[Dataset rows for apps and sites]
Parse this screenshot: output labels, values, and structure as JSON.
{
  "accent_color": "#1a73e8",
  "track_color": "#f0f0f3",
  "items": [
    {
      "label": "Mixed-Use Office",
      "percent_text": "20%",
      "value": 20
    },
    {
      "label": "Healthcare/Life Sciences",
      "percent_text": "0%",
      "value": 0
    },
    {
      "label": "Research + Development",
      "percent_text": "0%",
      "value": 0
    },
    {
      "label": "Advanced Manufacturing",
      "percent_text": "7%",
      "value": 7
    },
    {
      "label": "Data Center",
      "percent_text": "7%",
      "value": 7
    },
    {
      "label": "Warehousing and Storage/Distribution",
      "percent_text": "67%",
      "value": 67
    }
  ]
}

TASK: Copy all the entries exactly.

ANSWER TO THE EXERCISE:
Parse this screenshot: output labels, values, and structure as JSON.
{
  "accent_color": "#1a73e8",
  "track_color": "#f0f0f3",
  "items": [
    {
      "label": "Mixed-Use Office",
      "percent_text": "20%",
      "value": 20
    },
    {
      "label": "Healthcare/Life Sciences",
      "percent_text": "0%",
      "value": 0
    },
    {
      "label": "Research + Development",
      "percent_text": "0%",
      "value": 0
    },
    {
      "label": "Advanced Manufacturing",
      "percent_text": "7%",
      "value": 7
    },
    {
      "label": "Data Center",
      "percent_text": "7%",
      "value": 7
    },
    {
      "label": "Warehousing and Storage/Distribution",
      "percent_text": "67%",
      "value": 67
    }
  ]
}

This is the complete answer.